- [Work request]: Run through the records and, wherever a line holds the word "JSON", return that line.

- [Information provided]:
Start of Block

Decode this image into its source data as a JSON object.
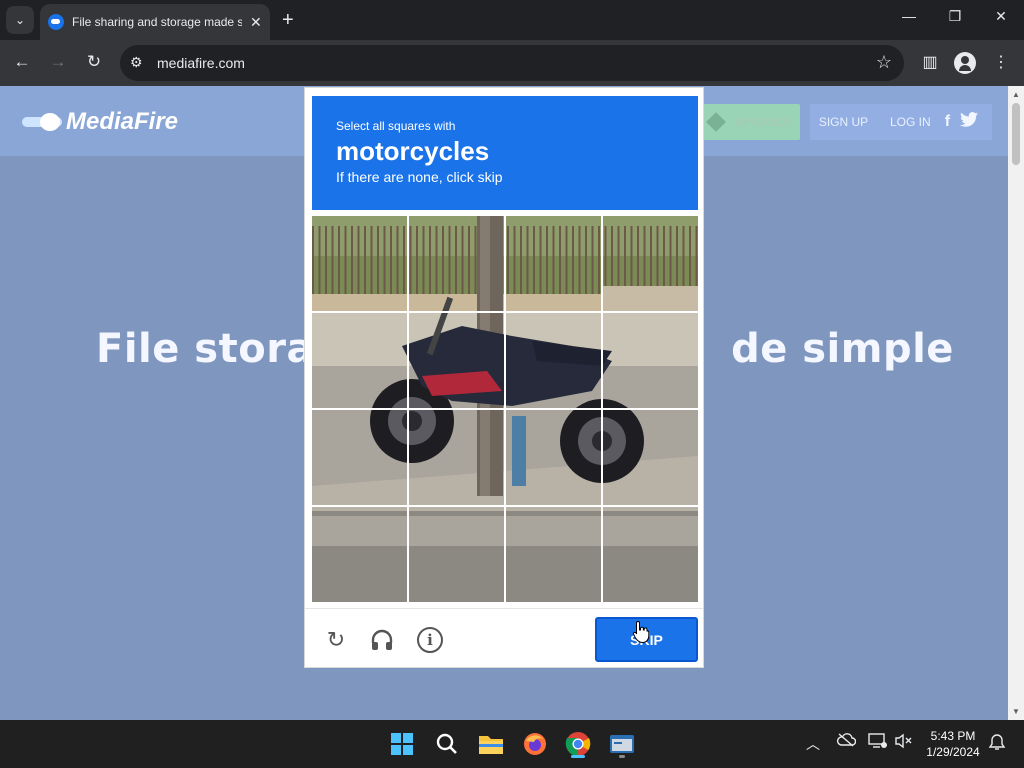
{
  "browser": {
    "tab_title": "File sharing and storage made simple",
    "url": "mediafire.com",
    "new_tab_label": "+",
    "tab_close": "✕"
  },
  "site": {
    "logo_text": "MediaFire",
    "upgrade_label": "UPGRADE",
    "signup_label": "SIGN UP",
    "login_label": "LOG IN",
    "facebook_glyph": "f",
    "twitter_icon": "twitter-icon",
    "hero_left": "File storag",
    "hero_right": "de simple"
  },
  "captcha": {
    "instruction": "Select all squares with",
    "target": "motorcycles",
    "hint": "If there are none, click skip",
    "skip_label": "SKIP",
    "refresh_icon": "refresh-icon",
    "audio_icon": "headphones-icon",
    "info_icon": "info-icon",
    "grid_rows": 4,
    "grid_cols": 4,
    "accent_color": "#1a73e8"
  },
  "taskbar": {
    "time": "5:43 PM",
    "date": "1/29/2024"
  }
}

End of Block
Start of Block

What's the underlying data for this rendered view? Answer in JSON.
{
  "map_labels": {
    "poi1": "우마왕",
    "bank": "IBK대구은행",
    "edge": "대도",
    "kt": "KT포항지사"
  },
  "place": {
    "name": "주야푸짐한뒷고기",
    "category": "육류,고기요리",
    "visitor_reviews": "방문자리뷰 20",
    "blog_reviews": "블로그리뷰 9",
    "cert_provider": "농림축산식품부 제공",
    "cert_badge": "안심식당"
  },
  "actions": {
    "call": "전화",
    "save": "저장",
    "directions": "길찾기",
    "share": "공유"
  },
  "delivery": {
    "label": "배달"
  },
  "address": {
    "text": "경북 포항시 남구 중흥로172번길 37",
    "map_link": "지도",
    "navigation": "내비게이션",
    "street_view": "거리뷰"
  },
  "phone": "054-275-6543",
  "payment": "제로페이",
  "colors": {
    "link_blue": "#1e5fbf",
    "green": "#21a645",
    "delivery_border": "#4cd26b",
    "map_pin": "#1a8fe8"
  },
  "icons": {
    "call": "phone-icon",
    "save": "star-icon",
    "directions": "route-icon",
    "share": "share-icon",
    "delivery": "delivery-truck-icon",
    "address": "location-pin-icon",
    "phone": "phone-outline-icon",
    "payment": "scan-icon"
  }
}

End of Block
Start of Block

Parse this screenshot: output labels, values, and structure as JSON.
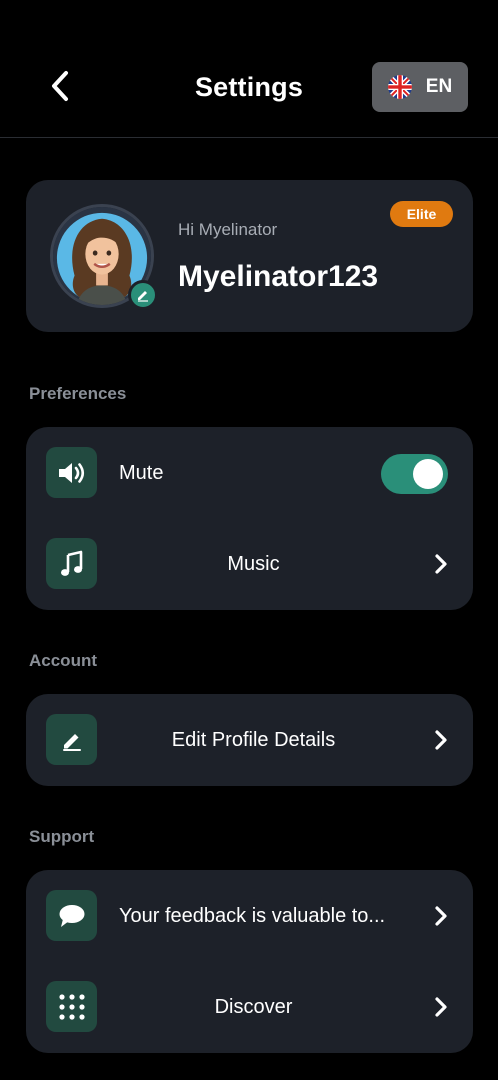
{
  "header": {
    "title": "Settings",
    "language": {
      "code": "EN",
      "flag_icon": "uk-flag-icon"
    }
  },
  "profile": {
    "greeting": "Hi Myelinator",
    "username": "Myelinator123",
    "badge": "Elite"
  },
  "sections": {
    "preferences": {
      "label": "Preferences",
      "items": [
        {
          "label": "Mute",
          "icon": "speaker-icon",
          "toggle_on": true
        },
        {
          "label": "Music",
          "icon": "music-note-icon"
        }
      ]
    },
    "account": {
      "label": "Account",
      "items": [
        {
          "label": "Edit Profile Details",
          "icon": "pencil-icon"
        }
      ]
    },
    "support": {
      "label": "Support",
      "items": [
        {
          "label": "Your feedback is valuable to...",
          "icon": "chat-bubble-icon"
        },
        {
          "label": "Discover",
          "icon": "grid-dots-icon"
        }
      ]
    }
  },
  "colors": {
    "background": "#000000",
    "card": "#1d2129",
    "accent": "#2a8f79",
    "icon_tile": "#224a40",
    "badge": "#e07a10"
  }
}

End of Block

- [Exercise output]:
Decode this image into its source data as a JSON object.
What's the underlying data for this rendered view? Answer in JSON.
Parse this screenshot: output labels, values, and structure as JSON.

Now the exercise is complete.